### PROVIDED INFORMATION
::::

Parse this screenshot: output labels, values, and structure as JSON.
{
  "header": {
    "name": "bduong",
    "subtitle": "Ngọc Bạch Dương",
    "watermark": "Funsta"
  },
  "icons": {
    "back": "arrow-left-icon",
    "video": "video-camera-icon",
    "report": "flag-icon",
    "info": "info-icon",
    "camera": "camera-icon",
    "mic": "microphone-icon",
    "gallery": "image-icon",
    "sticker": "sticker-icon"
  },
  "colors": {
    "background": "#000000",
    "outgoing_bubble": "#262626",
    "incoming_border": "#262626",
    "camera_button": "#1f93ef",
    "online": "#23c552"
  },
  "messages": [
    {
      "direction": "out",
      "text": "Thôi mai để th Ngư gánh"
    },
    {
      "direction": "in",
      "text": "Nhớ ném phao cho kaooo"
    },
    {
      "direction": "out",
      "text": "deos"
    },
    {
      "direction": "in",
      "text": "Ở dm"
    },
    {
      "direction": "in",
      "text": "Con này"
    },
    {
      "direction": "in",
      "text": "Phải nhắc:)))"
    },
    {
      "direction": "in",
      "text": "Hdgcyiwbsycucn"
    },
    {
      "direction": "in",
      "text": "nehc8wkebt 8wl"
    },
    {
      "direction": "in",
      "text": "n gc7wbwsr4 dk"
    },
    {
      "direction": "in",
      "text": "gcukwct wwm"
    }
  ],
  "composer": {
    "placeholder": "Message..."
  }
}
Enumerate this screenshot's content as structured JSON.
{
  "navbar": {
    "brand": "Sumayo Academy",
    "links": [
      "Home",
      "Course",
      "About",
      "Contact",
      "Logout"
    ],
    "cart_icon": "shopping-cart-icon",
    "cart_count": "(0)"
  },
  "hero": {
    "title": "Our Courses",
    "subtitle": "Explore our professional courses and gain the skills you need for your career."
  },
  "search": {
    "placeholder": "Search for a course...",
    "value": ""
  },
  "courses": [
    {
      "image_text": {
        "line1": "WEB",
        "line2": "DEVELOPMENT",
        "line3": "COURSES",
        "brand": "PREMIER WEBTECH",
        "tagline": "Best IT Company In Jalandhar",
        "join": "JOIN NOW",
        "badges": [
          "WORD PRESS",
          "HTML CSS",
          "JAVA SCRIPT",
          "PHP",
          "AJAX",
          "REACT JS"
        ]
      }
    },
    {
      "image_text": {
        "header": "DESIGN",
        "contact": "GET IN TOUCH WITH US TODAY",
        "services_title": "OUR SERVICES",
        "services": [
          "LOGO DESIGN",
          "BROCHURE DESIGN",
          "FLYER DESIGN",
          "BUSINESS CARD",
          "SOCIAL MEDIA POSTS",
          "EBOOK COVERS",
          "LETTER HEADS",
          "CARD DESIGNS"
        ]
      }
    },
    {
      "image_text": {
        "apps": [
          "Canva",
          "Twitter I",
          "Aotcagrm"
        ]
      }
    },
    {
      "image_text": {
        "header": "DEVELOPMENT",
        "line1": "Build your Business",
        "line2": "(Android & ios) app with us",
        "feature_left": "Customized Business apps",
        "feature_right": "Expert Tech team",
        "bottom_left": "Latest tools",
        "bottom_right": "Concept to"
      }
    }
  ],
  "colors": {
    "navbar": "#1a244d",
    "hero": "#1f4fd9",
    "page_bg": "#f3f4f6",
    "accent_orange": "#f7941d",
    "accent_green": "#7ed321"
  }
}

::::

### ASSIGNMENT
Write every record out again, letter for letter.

### RESULT BELOW
Parse this screenshot: output labels, values, and structure as JSON.
{
  "header": {
    "name": "bduong",
    "subtitle": "Ngọc Bạch Dương",
    "watermark": "Funsta"
  },
  "icons": {
    "back": "arrow-left-icon",
    "video": "video-camera-icon",
    "report": "flag-icon",
    "info": "info-icon",
    "camera": "camera-icon",
    "mic": "microphone-icon",
    "gallery": "image-icon",
    "sticker": "sticker-icon"
  },
  "colors": {
    "background": "#000000",
    "outgoing_bubble": "#262626",
    "incoming_border": "#262626",
    "camera_button": "#1f93ef",
    "online": "#23c552"
  },
  "messages": [
    {
      "direction": "out",
      "text": "Thôi mai để th Ngư gánh"
    },
    {
      "direction": "in",
      "text": "Nhớ ném phao cho kaooo"
    },
    {
      "direction": "out",
      "text": "deos"
    },
    {
      "direction": "in",
      "text": "Ở dm"
    },
    {
      "direction": "in",
      "text": "Con này"
    },
    {
      "direction": "in",
      "text": "Phải nhắc:)))"
    },
    {
      "direction": "in",
      "text": "Hdgcyiwbsycucn"
    },
    {
      "direction": "in",
      "text": "nehc8wkebt 8wl"
    },
    {
      "direction": "in",
      "text": "n gc7wbwsr4 dk"
    },
    {
      "direction": "in",
      "text": "gcukwct wwm"
    }
  ],
  "composer": {
    "placeholder": "Message..."
  }
}
Enumerate this screenshot's content as structured JSON.
{
  "navbar": {
    "brand": "Sumayo Academy",
    "links": [
      "Home",
      "Course",
      "About",
      "Contact",
      "Logout"
    ],
    "cart_icon": "shopping-cart-icon",
    "cart_count": "(0)"
  },
  "hero": {
    "title": "Our Courses",
    "subtitle": "Explore our professional courses and gain the skills you need for your career."
  },
  "search": {
    "placeholder": "Search for a course...",
    "value": ""
  },
  "courses": [
    {
      "image_text": {
        "line1": "WEB",
        "line2": "DEVELOPMENT",
        "line3": "COURSES",
        "brand": "PREMIER WEBTECH",
        "tagline": "Best IT Company In Jalandhar",
        "join": "JOIN NOW",
        "badges": [
          "WORD PRESS",
          "HTML CSS",
          "JAVA SCRIPT",
          "PHP",
          "AJAX",
          "REACT JS"
        ]
      }
    },
    {
      "image_text": {
        "header": "DESIGN",
        "contact": "GET IN TOUCH WITH US TODAY",
        "services_title": "OUR SERVICES",
        "services": [
          "LOGO DESIGN",
          "BROCHURE DESIGN",
          "FLYER DESIGN",
          "BUSINESS CARD",
          "SOCIAL MEDIA POSTS",
          "EBOOK COVERS",
          "LETTER HEADS",
          "CARD DESIGNS"
        ]
      }
    },
    {
      "image_text": {
        "apps": [
          "Canva",
          "Twitter I",
          "Aotcagrm"
        ]
      }
    },
    {
      "image_text": {
        "header": "DEVELOPMENT",
        "line1": "Build your Business",
        "line2": "(Android & ios) app with us",
        "feature_left": "Customized Business apps",
        "feature_right": "Expert Tech team",
        "bottom_left": "Latest tools",
        "bottom_right": "Concept to"
      }
    }
  ],
  "colors": {
    "navbar": "#1a244d",
    "hero": "#1f4fd9",
    "page_bg": "#f3f4f6",
    "accent_orange": "#f7941d",
    "accent_green": "#7ed321"
  }
}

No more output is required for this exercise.